In the winter we managed to clear the entire surface by lifting out sheets of ice, a cold job but the duckweed was encased in the ice so it was removed and plonked straight in the compost bin – great.

But if just one little piece is left behind the weed breeds like mad and in spring we were back where we started.

Off to the garden centre to see if there was a product to do the job. There was. We followed the instructions ensuring none landed on other plants’ leaves, so we carried out the treatment before water lily leaves appeared, and waited with bated breath. It didn’t work. Back to the drawing board.
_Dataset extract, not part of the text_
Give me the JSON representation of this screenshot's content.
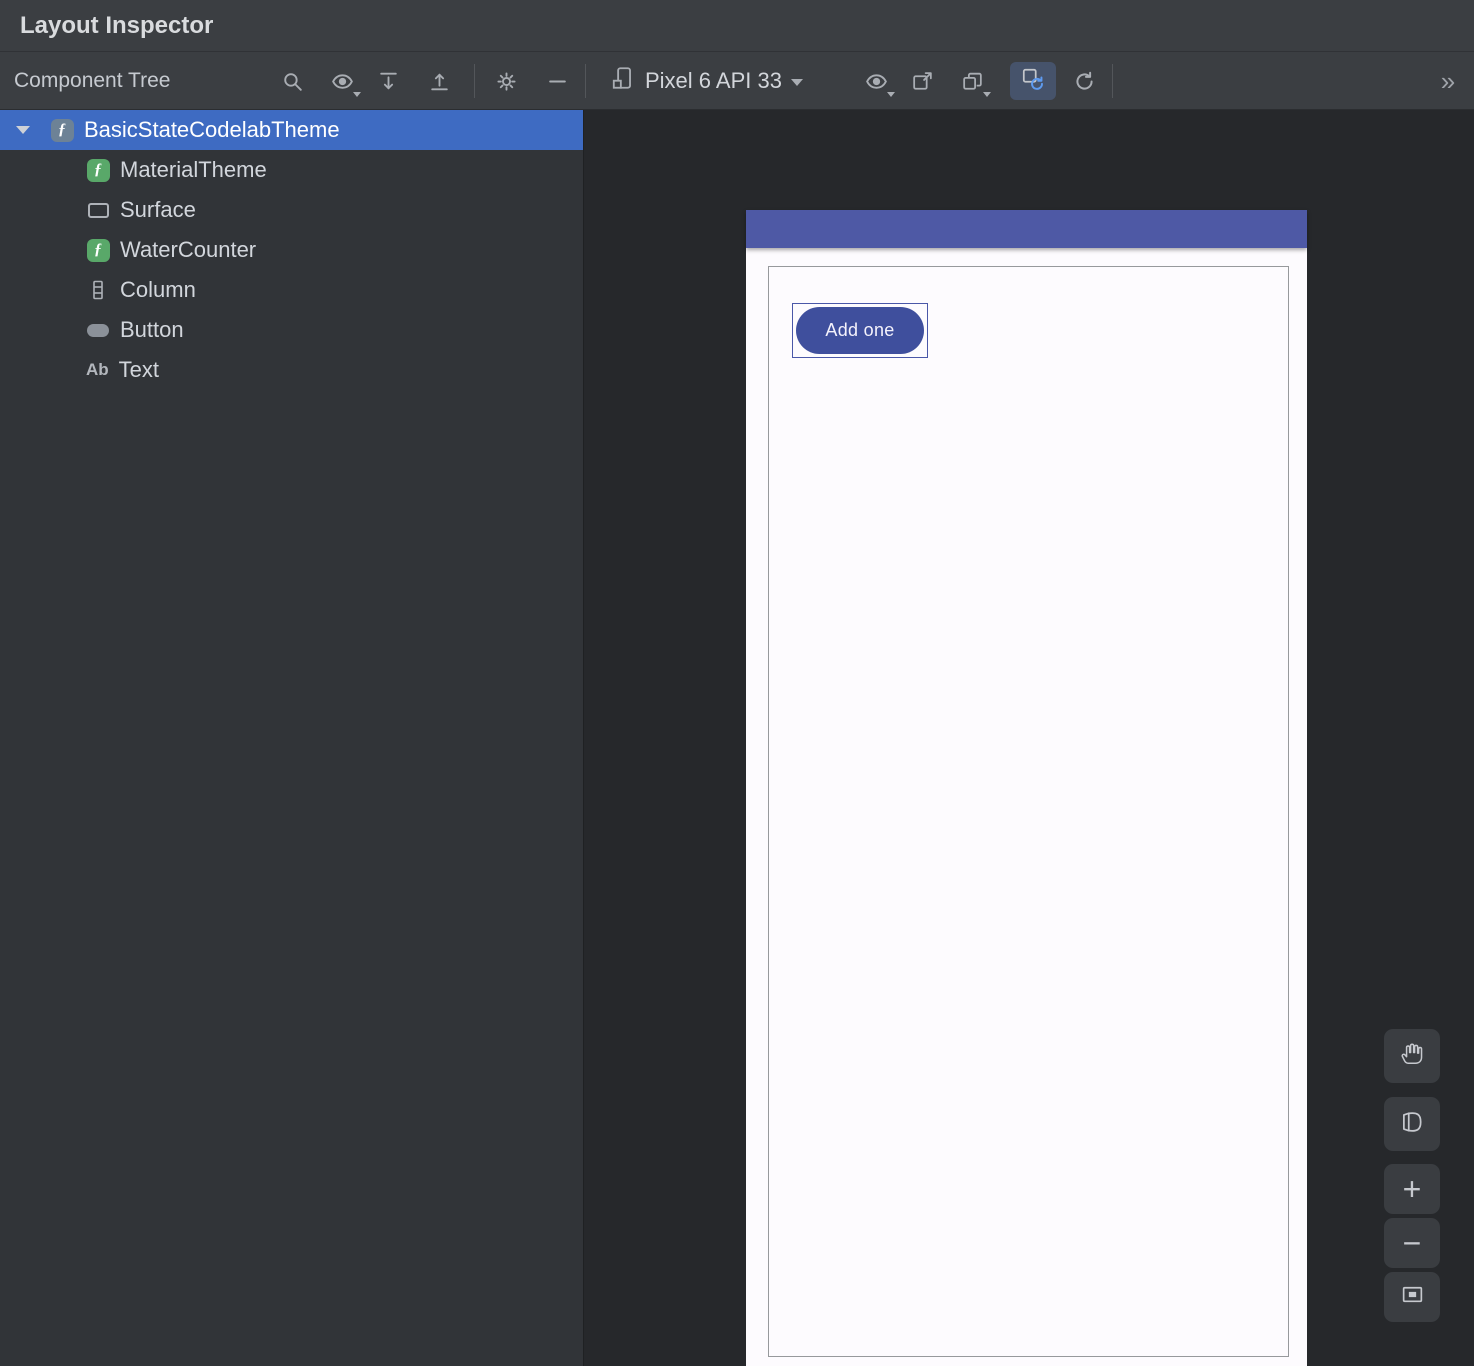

We now have a team effort combating this problem. David, our grandson, uses the hose and squirts water over the pond’s surface while I stand on the opposite side using a fine fishing net to scoop up the duckweed. Previously I have just used the net to scoop up the weed but using the hose means we remove far more duckweed in a shorter period of time. Why didn’t we do this before?

We had another problem aggravated by the hot spell in late June – blanket weed. This grew so rapidly I was worried the pond water would overheat or the water would lack oxygen so decided to use the barley straw method of controlling it. First of all the worst of the weed was removed, about half a barrowload – it is a large pond. This was done using a rake and a lot of oxygenating plants were removed at the same time. But we could see the fish again.
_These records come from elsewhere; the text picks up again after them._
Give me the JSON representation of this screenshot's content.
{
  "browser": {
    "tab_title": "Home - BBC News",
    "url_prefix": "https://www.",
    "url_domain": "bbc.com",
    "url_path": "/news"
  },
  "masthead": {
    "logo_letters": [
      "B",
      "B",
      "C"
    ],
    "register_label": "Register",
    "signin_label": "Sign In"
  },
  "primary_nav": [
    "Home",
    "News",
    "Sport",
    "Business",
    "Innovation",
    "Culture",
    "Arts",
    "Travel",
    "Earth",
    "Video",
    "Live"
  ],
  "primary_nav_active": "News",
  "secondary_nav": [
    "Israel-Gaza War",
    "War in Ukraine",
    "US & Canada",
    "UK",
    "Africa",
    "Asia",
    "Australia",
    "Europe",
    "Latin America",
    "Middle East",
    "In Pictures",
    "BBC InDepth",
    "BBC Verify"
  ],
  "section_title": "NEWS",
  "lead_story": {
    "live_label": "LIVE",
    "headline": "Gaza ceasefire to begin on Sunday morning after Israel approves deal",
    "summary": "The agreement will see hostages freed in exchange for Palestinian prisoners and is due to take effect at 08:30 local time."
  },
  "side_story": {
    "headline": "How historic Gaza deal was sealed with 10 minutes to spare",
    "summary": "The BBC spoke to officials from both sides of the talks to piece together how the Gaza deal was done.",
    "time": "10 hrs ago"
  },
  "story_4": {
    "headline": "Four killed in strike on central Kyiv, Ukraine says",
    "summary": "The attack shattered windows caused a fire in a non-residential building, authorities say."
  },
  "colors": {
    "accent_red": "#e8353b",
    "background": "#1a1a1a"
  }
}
Instead of using barley straw floating mats, we used a product – Pond Clear – which contains bacteria found in barely straw. It’s expensive so we bought the largest size as it may need another treatment. It worked. A lot of the weed turned yellow and floated on top of the water and was again removed with a rake. That which clung to the pond’s sides simply turned black and disappeared.

We’ve had regular visits from a heron which has the cheek to sit on top of the hedge overlooking the pond, eyeing up the fish. It swoops down and gobbles them up. We were angered by this and decided to buy a plastic heron to keep real ones away. Ours didn’t. The heron came down and tried to mate with the plastic one!
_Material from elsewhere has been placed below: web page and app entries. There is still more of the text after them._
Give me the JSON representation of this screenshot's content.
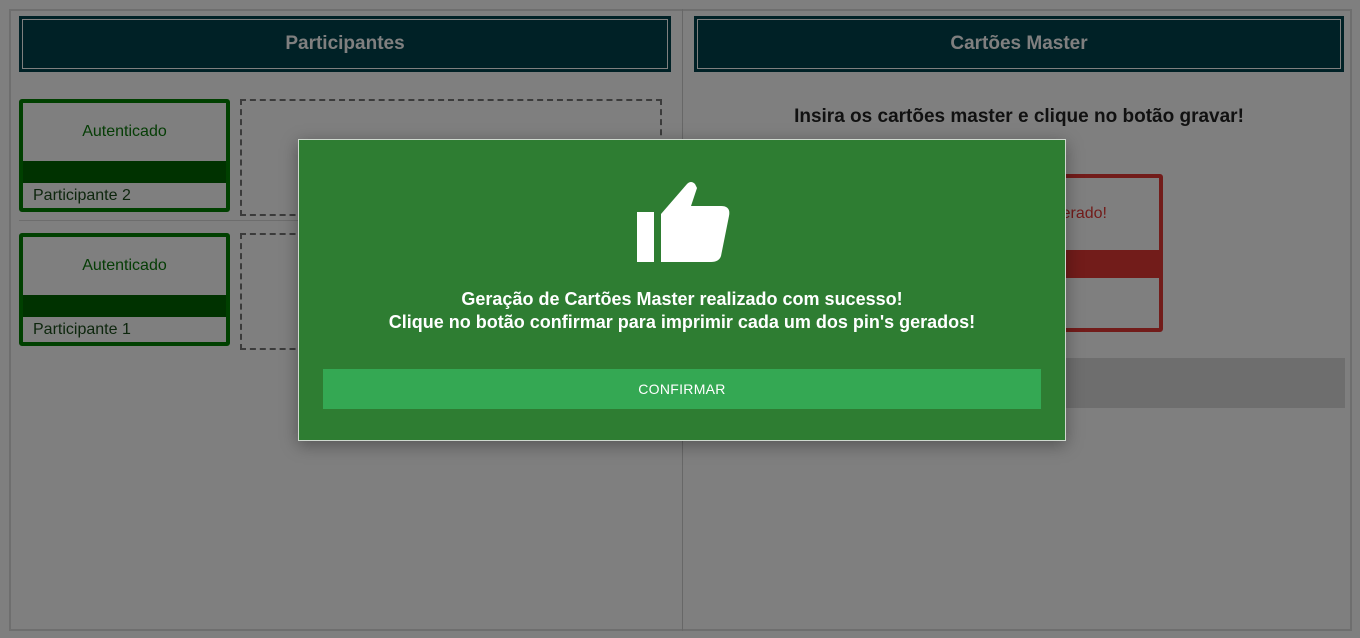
{
  "left_panel": {
    "title": "Participantes",
    "participants": [
      {
        "status": "Autenticado",
        "name": "Participante 2"
      },
      {
        "status": "Autenticado",
        "name": "Participante 1"
      }
    ]
  },
  "right_panel": {
    "title": "Cartões Master",
    "instruction": "Insira os cartões master e clique no botão gravar!",
    "master_card_status_partial": "erado!"
  },
  "modal": {
    "icon": "thumbs-up-icon",
    "line1": "Geração de Cartões Master realizado com sucesso!",
    "line2": "Clique no botão confirmar para imprimir cada um dos pin's gerados!",
    "confirm_label": "CONFIRMAR"
  },
  "colors": {
    "header_bg": "#00424d",
    "success_green": "#2e7d32",
    "button_green": "#34a853",
    "card_border_green": "#008000",
    "error_red": "#e53935"
  }
}
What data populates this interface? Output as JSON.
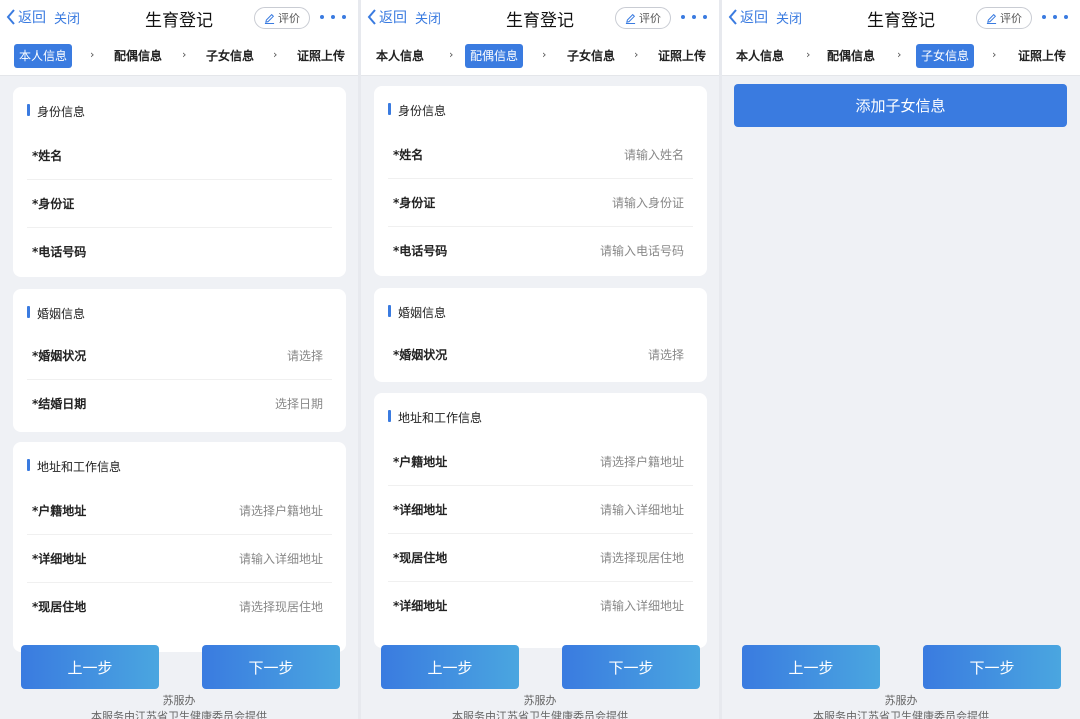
{
  "header": {
    "back": "返回",
    "close": "关闭",
    "title": "生育登记",
    "rate": "评价"
  },
  "steps": [
    "本人信息",
    "配偶信息",
    "子女信息",
    "证照上传"
  ],
  "sections": {
    "identity": "身份信息",
    "marriage": "婚姻信息",
    "address": "地址和工作信息"
  },
  "fields": {
    "name": {
      "label": "*姓名",
      "placeholder": "请输入姓名"
    },
    "id_card": {
      "label": "*身份证",
      "placeholder": "请输入身份证"
    },
    "phone": {
      "label": "*电话号码",
      "placeholder": "请输入电话号码"
    },
    "marital_status": {
      "label": "*婚姻状况",
      "placeholder": "请选择"
    },
    "marriage_date": {
      "label": "*结婚日期",
      "placeholder": "选择日期"
    },
    "household_address": {
      "label": "*户籍地址",
      "placeholder": "请选择户籍地址"
    },
    "detail_address": {
      "label": "*详细地址",
      "placeholder": "请输入详细地址"
    },
    "current_address": {
      "label": "*现居住地",
      "placeholder": "请选择现居住地"
    }
  },
  "buttons": {
    "prev": "上一步",
    "next": "下一步",
    "add_child": "添加子女信息"
  },
  "footer": {
    "provider": "苏服办",
    "note": "本服务由江苏省卫生健康委员会提供"
  },
  "colors": {
    "accent": "#3a7be0",
    "page_bg": "#eff1f5"
  }
}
So we bought an electric fence to go around the pond’s edge, turned it on and watched. The heron arrived, walked up to the pond, got a shock and flew off. A few days later it returned and instead of walking across the grass to get a shock, he landed on a large area of water lilies to grab the fish.

The pond is now covered with wooden frames and wire mesh. It spoils the look but at least the heron can’t go fishing. But when we want to skim off the duck weed, all the frames have to be removed from the pond. Another job we could do without.

THIS WEEK’S TOP TIP

Plant nerine, amaryllis and colchicum bulbs. Choose a spot where they can bask in the sun and they’ll give much autumnal pleasure. They may not be at garden centres yet, but  I mention it now as they’re snapped up quickly.